Activity: The answer must be every record below, repeated exactly.

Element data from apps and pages
****************

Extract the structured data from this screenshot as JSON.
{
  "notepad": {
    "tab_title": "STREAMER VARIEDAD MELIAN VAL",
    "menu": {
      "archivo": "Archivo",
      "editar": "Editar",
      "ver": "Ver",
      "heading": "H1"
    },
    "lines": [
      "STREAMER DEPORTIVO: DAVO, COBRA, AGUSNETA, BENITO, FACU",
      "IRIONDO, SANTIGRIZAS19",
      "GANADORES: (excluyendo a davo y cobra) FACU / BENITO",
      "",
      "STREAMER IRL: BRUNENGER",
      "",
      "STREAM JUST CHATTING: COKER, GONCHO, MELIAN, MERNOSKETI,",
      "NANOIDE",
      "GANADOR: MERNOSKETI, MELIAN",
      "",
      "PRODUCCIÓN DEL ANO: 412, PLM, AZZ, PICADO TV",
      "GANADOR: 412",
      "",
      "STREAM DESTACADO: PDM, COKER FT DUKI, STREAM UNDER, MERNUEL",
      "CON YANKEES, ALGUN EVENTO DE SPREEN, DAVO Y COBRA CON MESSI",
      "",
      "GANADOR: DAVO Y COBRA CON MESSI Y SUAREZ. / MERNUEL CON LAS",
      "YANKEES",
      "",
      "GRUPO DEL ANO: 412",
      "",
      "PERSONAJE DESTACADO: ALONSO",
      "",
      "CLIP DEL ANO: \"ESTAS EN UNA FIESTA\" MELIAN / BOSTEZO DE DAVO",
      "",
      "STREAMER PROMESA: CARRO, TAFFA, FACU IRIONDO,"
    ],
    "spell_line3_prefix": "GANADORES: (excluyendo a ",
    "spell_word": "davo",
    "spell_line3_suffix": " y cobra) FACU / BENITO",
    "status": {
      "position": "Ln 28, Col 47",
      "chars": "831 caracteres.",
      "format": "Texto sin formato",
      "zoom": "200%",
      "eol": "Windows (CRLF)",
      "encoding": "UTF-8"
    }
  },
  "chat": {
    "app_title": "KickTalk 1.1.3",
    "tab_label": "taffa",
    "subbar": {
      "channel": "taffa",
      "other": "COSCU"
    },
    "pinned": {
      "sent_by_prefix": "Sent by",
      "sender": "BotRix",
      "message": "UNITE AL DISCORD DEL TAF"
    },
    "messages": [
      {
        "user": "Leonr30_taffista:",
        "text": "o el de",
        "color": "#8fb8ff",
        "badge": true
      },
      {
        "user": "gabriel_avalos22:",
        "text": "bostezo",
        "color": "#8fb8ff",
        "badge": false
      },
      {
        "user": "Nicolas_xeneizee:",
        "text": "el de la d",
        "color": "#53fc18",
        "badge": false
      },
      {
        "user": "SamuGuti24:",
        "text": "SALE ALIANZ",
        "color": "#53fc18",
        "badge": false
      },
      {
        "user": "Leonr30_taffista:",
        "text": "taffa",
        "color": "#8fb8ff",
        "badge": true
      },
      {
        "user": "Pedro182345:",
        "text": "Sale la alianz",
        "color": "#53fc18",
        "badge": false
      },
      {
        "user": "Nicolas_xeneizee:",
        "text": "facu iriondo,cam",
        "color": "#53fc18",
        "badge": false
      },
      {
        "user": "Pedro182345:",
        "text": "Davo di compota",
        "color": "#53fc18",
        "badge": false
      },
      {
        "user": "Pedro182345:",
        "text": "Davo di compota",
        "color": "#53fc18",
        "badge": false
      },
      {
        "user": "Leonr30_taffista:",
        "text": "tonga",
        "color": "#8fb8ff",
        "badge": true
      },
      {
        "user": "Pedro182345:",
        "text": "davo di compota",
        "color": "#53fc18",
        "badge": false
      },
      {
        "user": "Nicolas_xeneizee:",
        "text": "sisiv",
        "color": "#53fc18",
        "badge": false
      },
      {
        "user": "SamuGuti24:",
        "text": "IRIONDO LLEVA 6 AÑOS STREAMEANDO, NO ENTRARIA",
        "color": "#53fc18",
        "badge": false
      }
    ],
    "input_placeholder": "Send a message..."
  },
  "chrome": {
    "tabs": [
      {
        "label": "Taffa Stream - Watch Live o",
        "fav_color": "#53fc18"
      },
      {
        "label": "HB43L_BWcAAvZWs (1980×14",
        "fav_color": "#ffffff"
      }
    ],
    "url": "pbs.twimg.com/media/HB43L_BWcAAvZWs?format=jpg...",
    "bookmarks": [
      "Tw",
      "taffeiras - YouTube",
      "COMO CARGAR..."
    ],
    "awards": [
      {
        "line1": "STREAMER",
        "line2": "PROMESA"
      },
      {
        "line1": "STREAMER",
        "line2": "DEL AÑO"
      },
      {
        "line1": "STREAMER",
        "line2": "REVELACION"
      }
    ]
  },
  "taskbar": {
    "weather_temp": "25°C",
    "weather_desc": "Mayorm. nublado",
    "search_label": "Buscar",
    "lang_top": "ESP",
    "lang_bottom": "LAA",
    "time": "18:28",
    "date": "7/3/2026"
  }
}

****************

Result for this task:
Extract the structured data from this screenshot as JSON.
{
  "notepad": {
    "tab_title": "STREAMER VARIEDAD MELIAN VAL",
    "menu": {
      "archivo": "Archivo",
      "editar": "Editar",
      "ver": "Ver",
      "heading": "H1"
    },
    "lines": [
      "STREAMER DEPORTIVO: DAVO, COBRA, AGUSNETA, BENITO, FACU",
      "IRIONDO, SANTIGRIZAS19",
      "GANADORES: (excluyendo a davo y cobra) FACU / BENITO",
      "",
      "STREAMER IRL: BRUNENGER",
      "",
      "STREAM JUST CHATTING: COKER, GONCHO, MELIAN, MERNOSKETI,",
      "NANOIDE",
      "GANADOR: MERNOSKETI, MELIAN",
      "",
      "PRODUCCIÓN DEL ANO: 412, PLM, AZZ, PICADO TV",
      "GANADOR: 412",
      "",
      "STREAM DESTACADO: PDM, COKER FT DUKI, STREAM UNDER, MERNUEL",
      "CON YANKEES, ALGUN EVENTO DE SPREEN, DAVO Y COBRA CON MESSI",
      "",
      "GANADOR: DAVO Y COBRA CON MESSI Y SUAREZ. / MERNUEL CON LAS",
      "YANKEES",
      "",
      "GRUPO DEL ANO: 412",
      "",
      "PERSONAJE DESTACADO: ALONSO",
      "",
      "CLIP DEL ANO: \"ESTAS EN UNA FIESTA\" MELIAN / BOSTEZO DE DAVO",
      "",
      "STREAMER PROMESA: CARRO, TAFFA, FACU IRIONDO,"
    ],
    "spell_line3_prefix": "GANADORES: (excluyendo a ",
    "spell_word": "davo",
    "spell_line3_suffix": " y cobra) FACU / BENITO",
    "status": {
      "position": "Ln 28, Col 47",
      "chars": "831 caracteres.",
      "format": "Texto sin formato",
      "zoom": "200%",
      "eol": "Windows (CRLF)",
      "encoding": "UTF-8"
    }
  },
  "chat": {
    "app_title": "KickTalk 1.1.3",
    "tab_label": "taffa",
    "subbar": {
      "channel": "taffa",
      "other": "COSCU"
    },
    "pinned": {
      "sent_by_prefix": "Sent by",
      "sender": "BotRix",
      "message": "UNITE AL DISCORD DEL TAF"
    },
    "messages": [
      {
        "user": "Leonr30_taffista:",
        "text": "o el de",
        "color": "#8fb8ff",
        "badge": true
      },
      {
        "user": "gabriel_avalos22:",
        "text": "bostezo",
        "color": "#8fb8ff",
        "badge": false
      },
      {
        "user": "Nicolas_xeneizee:",
        "text": "el de la d",
        "color": "#53fc18",
        "badge": false
      },
      {
        "user": "SamuGuti24:",
        "text": "SALE ALIANZ",
        "color": "#53fc18",
        "badge": false
      },
      {
        "user": "Leonr30_taffista:",
        "text": "taffa",
        "color": "#8fb8ff",
        "badge": true
      },
      {
        "user": "Pedro182345:",
        "text": "Sale la alianz",
        "color": "#53fc18",
        "badge": false
      },
      {
        "user": "Nicolas_xeneizee:",
        "text": "facu iriondo,cam",
        "color": "#53fc18",
        "badge": false
      },
      {
        "user": "Pedro182345:",
        "text": "Davo di compota",
        "color": "#53fc18",
        "badge": false
      },
      {
        "user": "Pedro182345:",
        "text": "Davo di compota",
        "color": "#53fc18",
        "badge": false
      },
      {
        "user": "Leonr30_taffista:",
        "text": "tonga",
        "color": "#8fb8ff",
        "badge": true
      },
      {
        "user": "Pedro182345:",
        "text": "davo di compota",
        "color": "#53fc18",
        "badge": false
      },
      {
        "user": "Nicolas_xeneizee:",
        "text": "sisiv",
        "color": "#53fc18",
        "badge": false
      },
      {
        "user": "SamuGuti24:",
        "text": "IRIONDO LLEVA 6 AÑOS STREAMEANDO, NO ENTRARIA",
        "color": "#53fc18",
        "badge": false
      }
    ],
    "input_placeholder": "Send a message..."
  },
  "chrome": {
    "tabs": [
      {
        "label": "Taffa Stream - Watch Live o",
        "fav_color": "#53fc18"
      },
      {
        "label": "HB43L_BWcAAvZWs (1980×14",
        "fav_color": "#ffffff"
      }
    ],
    "url": "pbs.twimg.com/media/HB43L_BWcAAvZWs?format=jpg...",
    "bookmarks": [
      "Tw",
      "taffeiras - YouTube",
      "COMO CARGAR..."
    ],
    "awards": [
      {
        "line1": "STREAMER",
        "line2": "PROMESA"
      },
      {
        "line1": "STREAMER",
        "line2": "DEL AÑO"
      },
      {
        "line1": "STREAMER",
        "line2": "REVELACION"
      }
    ]
  },
  "taskbar": {
    "weather_temp": "25°C",
    "weather_desc": "Mayorm. nublado",
    "search_label": "Buscar",
    "lang_top": "ESP",
    "lang_bottom": "LAA",
    "time": "18:28",
    "date": "7/3/2026"
  }
}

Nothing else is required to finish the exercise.